We pulled up to the dock in Galesville, MD. just as the sun was beginning to set. Tired, smelling of sunscreen and sea water, we went to dinner at Pirate's Cove. There we had the pleasure of a dockside table. We sat, watching other boats arrive, sipping a wonderful chardonnay, and enjoying the sunset. There was a whisper of a breeze, and my hair danced around my face as I savored the ultimately creamy crab soup. They make it like no other place, and then give you a small bottle of sherry to drizzle over the top. It's a heavenly combination. No calories if eaten outside! Then there was the newly caught fish, sauteed in a magical marinade of freshness, tender and flaky and melt in your mouth. Well satisfied, we headed back to our boat, and enjoyed some more wine as we sat in the cockpit, being admired by the fleet inspectors. A perfect evening.
Another perfect seaside meal was at the Crab House in St. Michael's, MD. It's a quaint, preserved, historic town with lots of character and charm. And awesome crab! I've been a Maryland blue crab fan since childhood. While my sister freaked herself out at the thought of crab, I attacked with precision, as taught by my best friend's dad.

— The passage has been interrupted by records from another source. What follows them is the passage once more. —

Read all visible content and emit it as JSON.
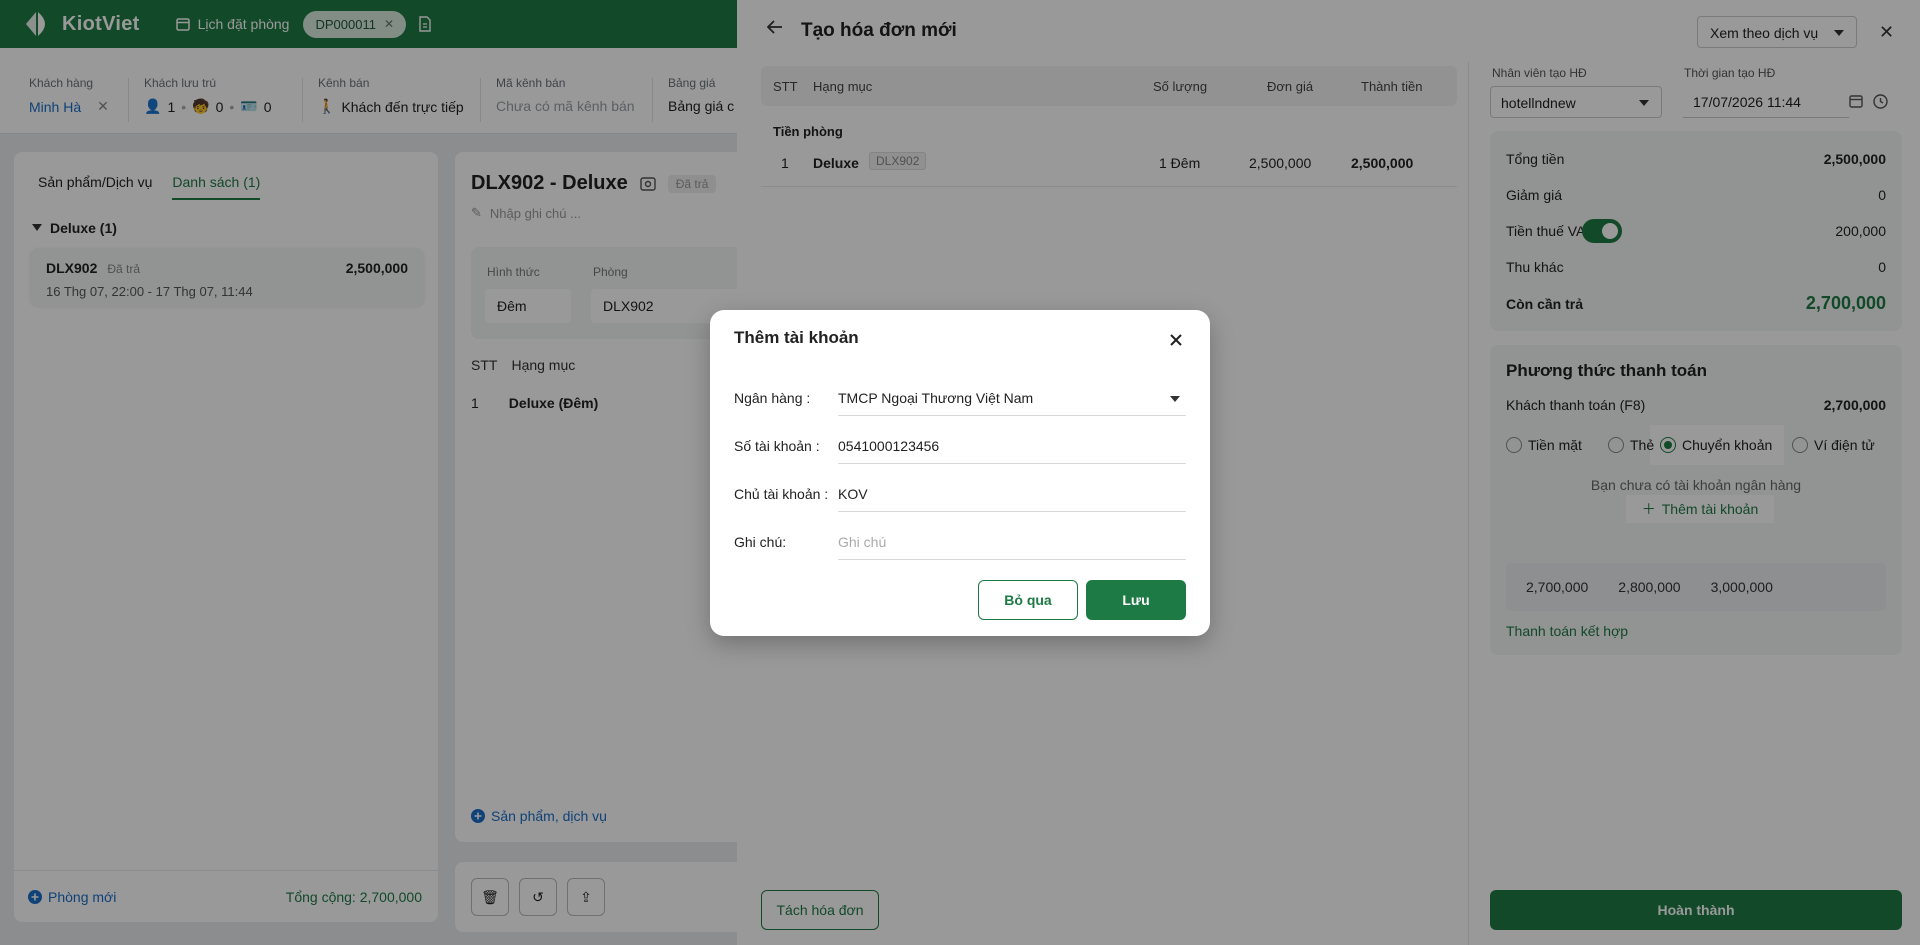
{
  "app": {
    "logo_text": "KiotViet",
    "nav_booking": "Lịch đặt phòng",
    "booking_code": "DP000011"
  },
  "info": {
    "customer_label": "Khách hàng",
    "customer_value": "Minh Hà",
    "guests_label": "Khách lưu trú",
    "guests_adults": "1",
    "guests_children": "0",
    "guests_cards": "0",
    "channel_label": "Kênh bán",
    "channel_value": "Khách đến trực tiếp",
    "channel_code_label": "Mã kênh bán",
    "channel_code_value": "Chưa có mã kênh bán",
    "pricebook_label": "Bảng giá",
    "pricebook_value": "Bảng giá c"
  },
  "left": {
    "tab1": "Sản phẩm/Dịch vụ",
    "tab2": "Danh sách (1)",
    "group": "Deluxe (1)",
    "room": {
      "name": "DLX902",
      "status": "Đã trả",
      "amount": "2,500,000",
      "dates": "16 Thg 07, 22:00 - 17 Thg 07, 11:44"
    },
    "new_room": "Phòng mới",
    "total": "Tổng cộng: 2,700,000"
  },
  "mid": {
    "title": "DLX902 - Deluxe",
    "tag": "Đã trả",
    "note_placeholder": "Nhập ghi chú ...",
    "form_label": "Hình thức",
    "form_value": "Đêm",
    "room_label": "Phòng",
    "room_value": "DLX902",
    "th_stt": "STT",
    "th_item": "Hạng mục",
    "row_stt": "1",
    "row_item": "Deluxe (Đêm)",
    "add_service": "Sản phẩm, dịch vụ"
  },
  "drawer": {
    "title": "Tạo hóa đơn mới",
    "view_mode": "Xem theo dịch vụ",
    "table_headers": {
      "stt": "STT",
      "item": "Hạng mục",
      "qty": "Số lượng",
      "unit_price": "Đơn giá",
      "amount": "Thành tiền"
    },
    "group": "Tiền phòng",
    "row": {
      "stt": "1",
      "item": "Deluxe",
      "code": "DLX902",
      "qty": "1 Đêm",
      "unit_price": "2,500,000",
      "amount": "2,500,000"
    },
    "split_button": "Tách hóa đơn",
    "staff_label": "Nhân viên tạo HĐ",
    "staff_value": "hotellndnew",
    "time_label": "Thời gian tạo HĐ",
    "time_value": "17/07/2026 11:44",
    "summary": {
      "total_label": "Tổng tiền",
      "total_value": "2,500,000",
      "discount_label": "Giảm giá",
      "discount_value": "0",
      "vat_label": "Tiền thuế VAT",
      "vat_value": "200,000",
      "vat_enabled": true,
      "other_label": "Thu khác",
      "other_value": "0",
      "due_label": "Còn cần trả",
      "due_value": "2,700,000"
    },
    "payment": {
      "title": "Phương thức thanh toán",
      "paid_label": "Khách thanh toán (F8)",
      "paid_value": "2,700,000",
      "methods": [
        "Tiền mặt",
        "Thẻ",
        "Chuyển khoản",
        "Ví điện tử"
      ],
      "selected_method": "Chuyển khoản",
      "no_account": "Bạn chưa có tài khoản ngân hàng",
      "add_account": "Thêm tài khoản",
      "quick_amounts": [
        "2,700,000",
        "2,800,000",
        "3,000,000"
      ],
      "combined": "Thanh toán kết hợp"
    },
    "complete_button": "Hoàn thành"
  },
  "modal": {
    "title": "Thêm tài khoản",
    "bank_label": "Ngân hàng :",
    "bank_value": "TMCP Ngoại Thương Việt Nam",
    "account_no_label": "Số tài khoản :",
    "account_no_value": "0541000123456",
    "holder_label": "Chủ tài khoản :",
    "holder_value": "KOV",
    "note_label": "Ghi chú:",
    "note_placeholder": "Ghi chú",
    "cancel_button": "Bỏ qua",
    "save_button": "Lưu"
  },
  "colors": {
    "brand": "#1e7a45",
    "link": "#1a6fc9",
    "overlay": "rgba(0,0,0,0.4)"
  }
}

Even with skill, eating crabs takes a long time. It's best to go with others who are also eating crabs. Then it's a party with good beer to marry perfectly with the Old Bay seasoning. If it's only your daughter having crab, well then you'd better bring a newspaper. (My dad would treat me to crabs for my birthday each year. We'd go, sometimes just the two of us, sometimes the whole family. I teased him about the newspaper, and being easily bored, but it didn't matter to me at all. As long as I got my crab.)
We'd again arrived by boat. (It was the same sailing trip as Galesville.) The restaurant is ON the dock, so our boat was close by. We were enjoying another perfect, sunset meal, feasting on those crabs (I taught The Engineer how to pick, and he was of course was better than me right away. He's like that. Brilliant at anything.) Then the show arrived.

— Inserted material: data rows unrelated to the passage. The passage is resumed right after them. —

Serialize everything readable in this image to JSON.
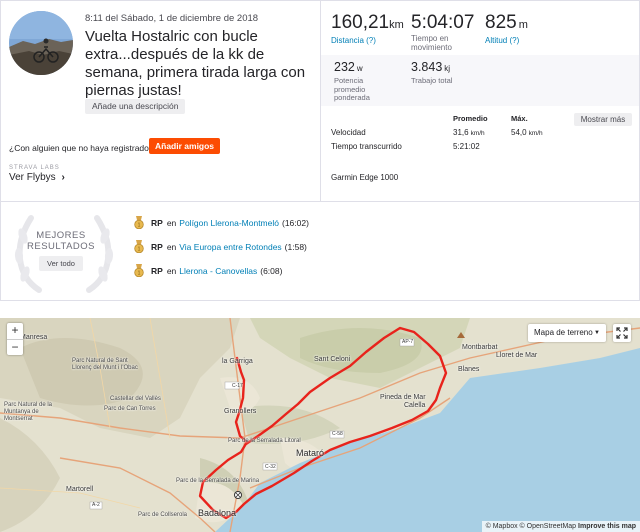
{
  "activity": {
    "date": "8:11 del Sábado, 1 de diciembre de 2018",
    "title": "Vuelta Hostalric con bucle extra...después de la kk de semana, primera tirada larga con piernas justas!",
    "add_description": "Añade una descripción",
    "registered_question": "¿Con alguien que no haya registrado?",
    "add_friends": "Añadir amigos",
    "labs_label": "STRAVA LABS",
    "flybys": "Ver Flybys",
    "flybys_chevron": "›"
  },
  "stats": {
    "distance": {
      "value": "160,21",
      "unit": "km",
      "label": "Distancia (?)"
    },
    "moving_time": {
      "value": "5:04:07",
      "label_1": "Tiempo en",
      "label_2": "movimiento"
    },
    "elevation": {
      "value": "825",
      "unit": "m",
      "label": "Altitud (?)"
    },
    "power": {
      "value": "232",
      "unit": "w",
      "label_1": "Potencia",
      "label_2": "promedio",
      "label_3": "ponderada"
    },
    "work": {
      "value": "3.843",
      "unit": "kj",
      "label": "Trabajo total"
    },
    "table": {
      "avg_header": "Promedio",
      "max_header": "Máx.",
      "show_more": "Mostrar más",
      "speed_label": "Velocidad",
      "speed_avg": "31,6",
      "speed_max": "54,0",
      "speed_unit": "km/h",
      "elapsed_label": "Tiempo transcurrido",
      "elapsed_value": "5:21:02"
    },
    "device": "Garmin Edge 1000"
  },
  "best_efforts": {
    "title_1": "MEJORES",
    "title_2": "RESULTADOS",
    "see_all": "Ver todo",
    "items": [
      {
        "badge": "RP",
        "prep": "en",
        "segment": "Polígon Llerona-Montmeló",
        "time": "(16:02)"
      },
      {
        "badge": "RP",
        "prep": "en",
        "segment": "Via Europa entre Rotondes",
        "time": "(1:58)"
      },
      {
        "badge": "RP",
        "prep": "en",
        "segment": "Llerona - Canovellas",
        "time": "(6:08)"
      }
    ]
  },
  "map": {
    "zoom_in": "+",
    "zoom_out": "−",
    "layer_select": "Mapa de terreno",
    "layer_caret": "▼",
    "attribution": "© Mapbox © OpenStreetMap",
    "improve": "Improve this map",
    "labels": {
      "manresa": "Manresa",
      "montbarbat": "Montbarbat",
      "lloret": "Lloret de Mar",
      "blanes": "Blanes",
      "sant_celoni": "Sant Celoni",
      "la_garriga": "la Garriga",
      "granollers": "Granollers",
      "pineda": "Pineda de Mar",
      "calella": "Calella",
      "mataro": "Mataró",
      "badalona": "Badalona",
      "martorell": "Martorell",
      "serralada_litoral": "Parc de la Serralada Litoral",
      "serralada_marina": "Parc de la Serralada de Marina",
      "collserola": "Parc de Collserola",
      "castellar": "Castellar del Vallès",
      "can_torres": "Parc de Can Torres",
      "montserrat": "Parc Natural de la Muntanya de Montserrat",
      "sant_llorenc": "Parc Natural de Sant Llorenç del Munt i l'Obac",
      "road_ap7": "AP-7",
      "road_c17": "C-17",
      "road_c32": "C-32",
      "road_c58": "C-58",
      "road_a2": "A-2"
    }
  }
}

An idiot in a catamaran much like this one, was approaching the dock.
At great speed. With his sails still up. This is NOT how you do it. First of all, you're going to slam into the dock, damaging both your boat and the dock. Then you've got this flapping sail to deal with, and a swinging boom, which is an accident waiting to happen. There we sat, watching with horror as he came closer and closer. “Isn't he going to take down the sail?” “When will he slow down?” “Maybe he's going to turn around and try again.” Nope. He crashed into the dock, the boom swung around and connected, with a sickening thud, with the nearest pilling of the dock. And then the swearing started. We could hear him THROUGH the window. He was blaming everyone within earshot for his disaster. Are you kidding me? How could the poor deck master have helped you? He's standing on the dock, showing you which slip to take, and barely got out of the way of your boom! Despite his rudeness, many people jumped off their boats to help wrangle the sails into place and store them correctly. I've always loved dinner theaters, and this was very amusing tableau, in a “can't stop looking at that accident even though I should” sort of way.

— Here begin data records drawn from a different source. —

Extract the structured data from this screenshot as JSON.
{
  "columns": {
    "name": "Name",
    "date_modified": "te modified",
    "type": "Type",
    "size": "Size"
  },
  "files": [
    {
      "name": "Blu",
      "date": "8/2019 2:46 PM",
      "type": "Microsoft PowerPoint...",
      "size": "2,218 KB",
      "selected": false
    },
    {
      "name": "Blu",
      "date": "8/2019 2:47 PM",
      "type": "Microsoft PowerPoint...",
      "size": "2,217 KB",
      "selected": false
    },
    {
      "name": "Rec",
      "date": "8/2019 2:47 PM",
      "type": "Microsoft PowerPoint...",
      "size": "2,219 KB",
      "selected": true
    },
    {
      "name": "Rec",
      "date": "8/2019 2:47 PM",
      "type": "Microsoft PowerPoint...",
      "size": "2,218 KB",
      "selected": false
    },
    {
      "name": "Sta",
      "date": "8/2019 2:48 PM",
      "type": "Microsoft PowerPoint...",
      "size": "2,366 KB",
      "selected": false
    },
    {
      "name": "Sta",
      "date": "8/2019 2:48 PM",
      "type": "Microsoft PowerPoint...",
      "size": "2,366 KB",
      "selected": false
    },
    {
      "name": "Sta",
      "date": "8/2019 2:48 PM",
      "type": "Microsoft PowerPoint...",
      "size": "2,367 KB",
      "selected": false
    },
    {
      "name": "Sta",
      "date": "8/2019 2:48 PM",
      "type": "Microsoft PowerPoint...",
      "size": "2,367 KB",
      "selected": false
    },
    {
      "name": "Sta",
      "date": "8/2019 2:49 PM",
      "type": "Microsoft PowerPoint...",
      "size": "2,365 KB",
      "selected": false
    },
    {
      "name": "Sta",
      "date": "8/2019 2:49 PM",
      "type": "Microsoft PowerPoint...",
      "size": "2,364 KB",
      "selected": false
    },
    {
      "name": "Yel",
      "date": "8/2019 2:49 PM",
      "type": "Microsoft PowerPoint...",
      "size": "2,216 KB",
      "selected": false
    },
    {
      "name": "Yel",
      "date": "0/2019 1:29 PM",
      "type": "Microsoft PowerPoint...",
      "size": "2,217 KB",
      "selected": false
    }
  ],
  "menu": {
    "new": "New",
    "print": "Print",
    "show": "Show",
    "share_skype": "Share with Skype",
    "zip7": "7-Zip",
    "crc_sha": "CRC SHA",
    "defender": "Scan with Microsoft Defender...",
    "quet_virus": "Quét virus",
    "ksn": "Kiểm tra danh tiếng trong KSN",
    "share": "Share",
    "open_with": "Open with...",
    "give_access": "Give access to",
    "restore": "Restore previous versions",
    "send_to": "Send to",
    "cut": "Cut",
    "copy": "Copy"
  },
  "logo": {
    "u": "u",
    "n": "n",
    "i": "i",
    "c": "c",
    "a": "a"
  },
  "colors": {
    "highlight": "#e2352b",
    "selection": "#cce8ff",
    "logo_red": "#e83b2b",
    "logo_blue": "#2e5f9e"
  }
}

I have a lot more stories of wonderful meals. But I'll leave my patient readers with this question: What's your favorite meal?
Thanks for visiting, and please check out the other great “R” posts at the fab Ms. Jenny Matlock and her Alphabe-Thursday meme.